- EXERCISE GOAL
Find the lines below that include the word "Cited" and state how many there are, adding nothing.

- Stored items
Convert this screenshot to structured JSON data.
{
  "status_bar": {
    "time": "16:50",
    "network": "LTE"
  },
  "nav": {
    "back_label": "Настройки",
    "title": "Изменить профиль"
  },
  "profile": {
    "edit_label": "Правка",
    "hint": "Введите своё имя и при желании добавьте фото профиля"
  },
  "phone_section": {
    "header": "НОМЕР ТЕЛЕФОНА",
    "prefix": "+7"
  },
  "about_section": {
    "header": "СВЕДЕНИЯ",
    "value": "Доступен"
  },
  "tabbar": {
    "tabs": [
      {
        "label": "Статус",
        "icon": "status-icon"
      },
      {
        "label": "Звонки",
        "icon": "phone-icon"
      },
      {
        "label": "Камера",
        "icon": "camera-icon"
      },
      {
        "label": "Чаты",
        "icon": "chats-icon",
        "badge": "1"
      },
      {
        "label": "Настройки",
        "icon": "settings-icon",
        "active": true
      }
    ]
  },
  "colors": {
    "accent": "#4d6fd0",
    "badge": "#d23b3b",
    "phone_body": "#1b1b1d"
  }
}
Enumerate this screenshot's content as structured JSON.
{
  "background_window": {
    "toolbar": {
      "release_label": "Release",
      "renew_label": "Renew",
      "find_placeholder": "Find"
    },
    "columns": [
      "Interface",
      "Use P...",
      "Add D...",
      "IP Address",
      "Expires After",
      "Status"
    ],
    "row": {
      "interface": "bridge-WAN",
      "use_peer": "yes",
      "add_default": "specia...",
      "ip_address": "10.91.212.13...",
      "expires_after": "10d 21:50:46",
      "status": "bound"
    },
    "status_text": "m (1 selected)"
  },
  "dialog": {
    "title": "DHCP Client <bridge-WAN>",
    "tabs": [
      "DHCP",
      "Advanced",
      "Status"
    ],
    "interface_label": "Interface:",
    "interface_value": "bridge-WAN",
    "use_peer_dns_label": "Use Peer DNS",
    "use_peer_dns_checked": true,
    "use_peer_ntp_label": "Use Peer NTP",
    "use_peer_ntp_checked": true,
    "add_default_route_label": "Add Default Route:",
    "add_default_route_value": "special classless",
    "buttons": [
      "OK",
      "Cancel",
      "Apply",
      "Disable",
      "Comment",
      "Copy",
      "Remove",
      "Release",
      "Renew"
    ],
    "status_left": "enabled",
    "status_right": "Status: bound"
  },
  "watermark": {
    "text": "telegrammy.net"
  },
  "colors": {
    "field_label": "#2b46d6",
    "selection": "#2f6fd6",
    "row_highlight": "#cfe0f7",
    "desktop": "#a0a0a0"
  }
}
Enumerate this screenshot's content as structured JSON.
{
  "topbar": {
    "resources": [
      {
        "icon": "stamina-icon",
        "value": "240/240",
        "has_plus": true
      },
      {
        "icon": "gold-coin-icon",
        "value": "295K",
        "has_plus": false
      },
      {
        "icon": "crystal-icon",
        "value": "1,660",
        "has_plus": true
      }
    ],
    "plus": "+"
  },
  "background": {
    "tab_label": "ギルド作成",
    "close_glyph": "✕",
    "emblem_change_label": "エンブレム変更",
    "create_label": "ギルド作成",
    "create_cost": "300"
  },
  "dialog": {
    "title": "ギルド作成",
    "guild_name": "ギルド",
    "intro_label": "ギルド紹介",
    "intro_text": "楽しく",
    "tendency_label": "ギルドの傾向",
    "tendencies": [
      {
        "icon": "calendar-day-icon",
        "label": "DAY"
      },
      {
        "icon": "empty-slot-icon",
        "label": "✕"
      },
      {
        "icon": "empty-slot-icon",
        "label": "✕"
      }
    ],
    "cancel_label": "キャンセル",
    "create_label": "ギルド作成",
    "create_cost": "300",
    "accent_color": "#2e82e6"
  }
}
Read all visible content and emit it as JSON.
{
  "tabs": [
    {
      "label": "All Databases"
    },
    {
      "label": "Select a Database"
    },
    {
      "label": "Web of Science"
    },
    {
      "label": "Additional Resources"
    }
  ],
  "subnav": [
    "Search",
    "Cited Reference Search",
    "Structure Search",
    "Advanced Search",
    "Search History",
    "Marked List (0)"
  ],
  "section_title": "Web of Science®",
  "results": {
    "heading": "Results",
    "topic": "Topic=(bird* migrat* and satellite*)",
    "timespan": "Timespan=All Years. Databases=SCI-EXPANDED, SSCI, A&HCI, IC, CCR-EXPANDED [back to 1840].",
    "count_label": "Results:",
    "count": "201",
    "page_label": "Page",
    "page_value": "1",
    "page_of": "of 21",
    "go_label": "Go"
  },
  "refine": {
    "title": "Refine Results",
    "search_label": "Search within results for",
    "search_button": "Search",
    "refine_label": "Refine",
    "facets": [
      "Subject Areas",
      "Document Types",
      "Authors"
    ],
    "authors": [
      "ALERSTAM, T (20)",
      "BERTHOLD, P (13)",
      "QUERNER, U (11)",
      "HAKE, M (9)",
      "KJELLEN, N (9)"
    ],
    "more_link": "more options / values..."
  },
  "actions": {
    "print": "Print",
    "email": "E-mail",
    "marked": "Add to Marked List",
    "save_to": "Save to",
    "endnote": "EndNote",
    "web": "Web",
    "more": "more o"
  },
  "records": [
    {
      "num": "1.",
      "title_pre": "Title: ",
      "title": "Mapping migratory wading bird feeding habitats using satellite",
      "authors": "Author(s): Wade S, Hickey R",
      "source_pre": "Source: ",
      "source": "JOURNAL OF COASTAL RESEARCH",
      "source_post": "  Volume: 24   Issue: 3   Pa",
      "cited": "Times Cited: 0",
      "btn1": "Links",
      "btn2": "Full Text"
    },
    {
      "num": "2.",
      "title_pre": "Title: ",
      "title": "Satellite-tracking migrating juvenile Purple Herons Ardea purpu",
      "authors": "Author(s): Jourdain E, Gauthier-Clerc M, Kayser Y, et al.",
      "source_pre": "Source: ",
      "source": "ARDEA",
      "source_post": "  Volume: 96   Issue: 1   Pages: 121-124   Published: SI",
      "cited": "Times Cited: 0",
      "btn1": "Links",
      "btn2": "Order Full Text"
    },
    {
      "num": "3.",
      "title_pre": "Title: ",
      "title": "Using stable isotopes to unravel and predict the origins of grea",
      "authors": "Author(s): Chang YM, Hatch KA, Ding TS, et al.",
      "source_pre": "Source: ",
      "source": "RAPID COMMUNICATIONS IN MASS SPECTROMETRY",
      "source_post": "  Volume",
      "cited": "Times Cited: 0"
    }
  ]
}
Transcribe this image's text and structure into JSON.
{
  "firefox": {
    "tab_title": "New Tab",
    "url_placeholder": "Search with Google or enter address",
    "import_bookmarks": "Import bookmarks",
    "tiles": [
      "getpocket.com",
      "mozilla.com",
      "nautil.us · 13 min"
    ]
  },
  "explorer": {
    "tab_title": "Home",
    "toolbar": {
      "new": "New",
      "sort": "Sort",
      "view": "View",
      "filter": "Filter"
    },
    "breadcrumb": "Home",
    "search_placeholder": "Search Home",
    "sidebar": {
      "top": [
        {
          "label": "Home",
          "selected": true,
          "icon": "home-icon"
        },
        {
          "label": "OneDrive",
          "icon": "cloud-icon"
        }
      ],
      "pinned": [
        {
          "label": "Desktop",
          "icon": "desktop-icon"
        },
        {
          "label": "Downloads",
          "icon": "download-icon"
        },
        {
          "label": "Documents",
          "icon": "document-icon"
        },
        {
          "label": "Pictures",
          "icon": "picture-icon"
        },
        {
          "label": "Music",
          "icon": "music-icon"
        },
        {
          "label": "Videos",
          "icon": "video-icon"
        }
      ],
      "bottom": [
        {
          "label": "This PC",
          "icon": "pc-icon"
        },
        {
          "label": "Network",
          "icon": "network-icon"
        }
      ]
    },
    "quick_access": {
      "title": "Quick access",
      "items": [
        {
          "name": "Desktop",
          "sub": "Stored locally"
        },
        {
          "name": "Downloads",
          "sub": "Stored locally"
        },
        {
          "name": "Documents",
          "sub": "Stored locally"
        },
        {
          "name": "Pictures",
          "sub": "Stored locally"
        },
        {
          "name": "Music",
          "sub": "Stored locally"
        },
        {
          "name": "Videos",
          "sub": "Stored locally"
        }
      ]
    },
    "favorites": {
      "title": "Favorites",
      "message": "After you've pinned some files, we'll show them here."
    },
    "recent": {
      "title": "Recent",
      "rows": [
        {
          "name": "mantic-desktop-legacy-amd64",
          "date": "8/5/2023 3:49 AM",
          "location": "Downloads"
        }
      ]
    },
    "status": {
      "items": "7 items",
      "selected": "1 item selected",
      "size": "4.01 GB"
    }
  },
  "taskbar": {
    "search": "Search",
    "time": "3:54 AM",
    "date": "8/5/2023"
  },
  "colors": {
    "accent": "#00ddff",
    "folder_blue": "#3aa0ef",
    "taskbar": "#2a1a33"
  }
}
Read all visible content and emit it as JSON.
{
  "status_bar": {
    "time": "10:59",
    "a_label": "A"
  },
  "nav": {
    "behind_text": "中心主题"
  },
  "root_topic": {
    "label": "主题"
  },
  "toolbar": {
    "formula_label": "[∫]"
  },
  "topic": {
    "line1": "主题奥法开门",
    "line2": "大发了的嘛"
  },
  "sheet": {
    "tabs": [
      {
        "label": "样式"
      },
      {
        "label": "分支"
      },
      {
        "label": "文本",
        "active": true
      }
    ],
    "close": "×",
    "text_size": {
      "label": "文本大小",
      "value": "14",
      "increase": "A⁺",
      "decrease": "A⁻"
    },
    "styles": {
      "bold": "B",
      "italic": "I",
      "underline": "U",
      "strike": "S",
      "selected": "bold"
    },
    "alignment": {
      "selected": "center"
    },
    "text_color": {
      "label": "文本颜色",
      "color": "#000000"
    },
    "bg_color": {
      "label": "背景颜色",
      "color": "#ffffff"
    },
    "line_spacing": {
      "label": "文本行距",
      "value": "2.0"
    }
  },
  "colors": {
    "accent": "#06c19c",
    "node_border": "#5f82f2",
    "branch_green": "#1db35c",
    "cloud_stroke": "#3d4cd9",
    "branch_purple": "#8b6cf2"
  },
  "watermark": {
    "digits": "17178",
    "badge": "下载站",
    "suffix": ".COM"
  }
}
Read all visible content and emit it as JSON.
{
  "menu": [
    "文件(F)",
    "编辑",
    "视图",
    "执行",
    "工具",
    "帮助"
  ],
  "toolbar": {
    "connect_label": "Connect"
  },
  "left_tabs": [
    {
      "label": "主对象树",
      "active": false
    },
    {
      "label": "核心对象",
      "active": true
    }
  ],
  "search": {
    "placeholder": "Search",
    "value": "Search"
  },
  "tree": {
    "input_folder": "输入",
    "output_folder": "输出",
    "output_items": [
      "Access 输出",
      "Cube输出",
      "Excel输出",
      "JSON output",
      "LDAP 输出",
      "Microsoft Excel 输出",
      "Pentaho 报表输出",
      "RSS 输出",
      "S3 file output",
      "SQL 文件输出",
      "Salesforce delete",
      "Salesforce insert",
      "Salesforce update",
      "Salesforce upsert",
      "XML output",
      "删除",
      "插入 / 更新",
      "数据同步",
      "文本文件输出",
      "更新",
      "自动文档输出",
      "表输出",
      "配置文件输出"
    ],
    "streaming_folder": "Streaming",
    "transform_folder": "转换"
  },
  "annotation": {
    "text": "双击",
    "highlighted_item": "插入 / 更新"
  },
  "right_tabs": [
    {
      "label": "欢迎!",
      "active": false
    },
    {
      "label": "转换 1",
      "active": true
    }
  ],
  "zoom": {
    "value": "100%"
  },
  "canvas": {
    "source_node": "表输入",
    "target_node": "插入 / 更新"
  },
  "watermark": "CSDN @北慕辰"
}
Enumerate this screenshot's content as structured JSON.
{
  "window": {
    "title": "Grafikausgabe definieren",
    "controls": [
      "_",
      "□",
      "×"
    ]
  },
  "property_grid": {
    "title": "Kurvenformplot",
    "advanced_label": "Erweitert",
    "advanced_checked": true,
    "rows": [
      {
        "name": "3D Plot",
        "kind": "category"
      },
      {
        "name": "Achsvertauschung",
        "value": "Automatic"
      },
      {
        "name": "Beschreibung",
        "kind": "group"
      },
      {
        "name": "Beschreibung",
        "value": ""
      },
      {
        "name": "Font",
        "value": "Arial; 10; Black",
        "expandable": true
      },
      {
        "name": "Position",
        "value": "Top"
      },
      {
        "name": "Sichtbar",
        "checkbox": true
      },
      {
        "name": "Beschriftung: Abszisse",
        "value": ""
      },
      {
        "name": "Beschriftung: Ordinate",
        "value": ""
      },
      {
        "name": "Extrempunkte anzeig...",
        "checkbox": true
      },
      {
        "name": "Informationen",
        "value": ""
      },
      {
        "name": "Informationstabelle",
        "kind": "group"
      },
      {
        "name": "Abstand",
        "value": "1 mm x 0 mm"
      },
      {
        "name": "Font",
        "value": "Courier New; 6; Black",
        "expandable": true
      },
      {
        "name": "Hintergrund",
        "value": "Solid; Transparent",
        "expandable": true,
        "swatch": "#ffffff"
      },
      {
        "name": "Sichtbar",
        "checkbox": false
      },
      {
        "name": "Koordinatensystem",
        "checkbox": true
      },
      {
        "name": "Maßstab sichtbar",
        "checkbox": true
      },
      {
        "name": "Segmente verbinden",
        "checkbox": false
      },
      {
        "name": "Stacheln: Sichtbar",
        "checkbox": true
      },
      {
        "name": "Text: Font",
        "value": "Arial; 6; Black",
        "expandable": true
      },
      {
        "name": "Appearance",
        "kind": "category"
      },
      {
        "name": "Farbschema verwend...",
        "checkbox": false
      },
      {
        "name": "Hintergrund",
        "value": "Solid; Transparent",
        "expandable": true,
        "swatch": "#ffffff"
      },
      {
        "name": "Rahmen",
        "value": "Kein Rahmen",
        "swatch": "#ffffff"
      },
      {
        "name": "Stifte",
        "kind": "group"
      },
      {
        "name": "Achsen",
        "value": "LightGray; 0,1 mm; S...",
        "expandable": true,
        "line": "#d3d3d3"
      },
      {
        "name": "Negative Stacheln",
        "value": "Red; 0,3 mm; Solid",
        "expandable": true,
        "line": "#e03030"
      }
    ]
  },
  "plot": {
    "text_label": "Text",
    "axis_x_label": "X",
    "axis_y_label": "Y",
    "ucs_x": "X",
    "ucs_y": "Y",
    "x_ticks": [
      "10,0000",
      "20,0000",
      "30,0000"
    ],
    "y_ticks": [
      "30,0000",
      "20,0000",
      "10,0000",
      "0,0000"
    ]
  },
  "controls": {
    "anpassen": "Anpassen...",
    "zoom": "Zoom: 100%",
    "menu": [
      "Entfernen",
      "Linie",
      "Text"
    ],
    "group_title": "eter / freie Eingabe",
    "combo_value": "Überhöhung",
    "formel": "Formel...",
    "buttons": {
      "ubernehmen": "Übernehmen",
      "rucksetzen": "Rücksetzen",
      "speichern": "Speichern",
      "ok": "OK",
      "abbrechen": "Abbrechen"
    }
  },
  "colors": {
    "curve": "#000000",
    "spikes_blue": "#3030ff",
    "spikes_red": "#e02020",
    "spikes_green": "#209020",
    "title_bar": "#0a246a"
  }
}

- TASK OUTPUT
4